Top of DATA IN THIS EXERCISE

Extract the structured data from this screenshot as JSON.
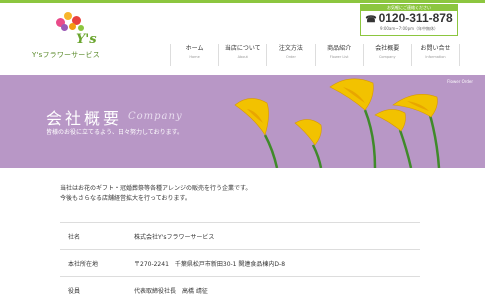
{
  "brand": {
    "logo_text": "Y'sフラワーサービス",
    "logo_ys": "Y's"
  },
  "contact": {
    "header": "お気軽にご連絡ください",
    "phone": "0120-311-878",
    "hours": "9:00am~7:00pm（年中無休）"
  },
  "nav": {
    "items": [
      {
        "label": "ホーム",
        "sub": "Home"
      },
      {
        "label": "当店について",
        "sub": "About"
      },
      {
        "label": "注文方法",
        "sub": "Order"
      },
      {
        "label": "商品紹介",
        "sub": "Flower List"
      },
      {
        "label": "会社概要",
        "sub": "Company"
      },
      {
        "label": "お問い合せ",
        "sub": "Information"
      }
    ]
  },
  "hero": {
    "tag": "Flower Order",
    "title": "会社概要",
    "title_en": "Company",
    "subtitle": "皆様のお役に立てるよう、日々努力しております。",
    "bg_color": "#b897c6"
  },
  "intro": {
    "line1": "当社はお花のギフト・冠婚葬祭等各種アレンジの販売を行う企業です。",
    "line2": "今後もさらなる店舗経営拡大を行っております。"
  },
  "company_info": {
    "rows": [
      {
        "label": "社名",
        "value": "株式会社Y'sフラワーサービス"
      },
      {
        "label": "本社所在地",
        "value": "〒270-2241　千葉県松戸市新田30-1 関連食品棟内D-8"
      },
      {
        "label": "役員",
        "value": "代表取締役社長　高橋 靖征"
      }
    ]
  }
}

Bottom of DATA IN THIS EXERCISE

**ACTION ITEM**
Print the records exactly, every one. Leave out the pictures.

**OUTPUT**
Extract the structured data from this screenshot as JSON.
{
  "brand": {
    "logo_text": "Y'sフラワーサービス",
    "logo_ys": "Y's"
  },
  "contact": {
    "header": "お気軽にご連絡ください",
    "phone": "0120-311-878",
    "hours": "9:00am~7:00pm（年中無休）"
  },
  "nav": {
    "items": [
      {
        "label": "ホーム",
        "sub": "Home"
      },
      {
        "label": "当店について",
        "sub": "About"
      },
      {
        "label": "注文方法",
        "sub": "Order"
      },
      {
        "label": "商品紹介",
        "sub": "Flower List"
      },
      {
        "label": "会社概要",
        "sub": "Company"
      },
      {
        "label": "お問い合せ",
        "sub": "Information"
      }
    ]
  },
  "hero": {
    "tag": "Flower Order",
    "title": "会社概要",
    "title_en": "Company",
    "subtitle": "皆様のお役に立てるよう、日々努力しております。",
    "bg_color": "#b897c6"
  },
  "intro": {
    "line1": "当社はお花のギフト・冠婚葬祭等各種アレンジの販売を行う企業です。",
    "line2": "今後もさらなる店舗経営拡大を行っております。"
  },
  "company_info": {
    "rows": [
      {
        "label": "社名",
        "value": "株式会社Y'sフラワーサービス"
      },
      {
        "label": "本社所在地",
        "value": "〒270-2241　千葉県松戸市新田30-1 関連食品棟内D-8"
      },
      {
        "label": "役員",
        "value": "代表取締役社長　高橋 靖征"
      }
    ]
  }
}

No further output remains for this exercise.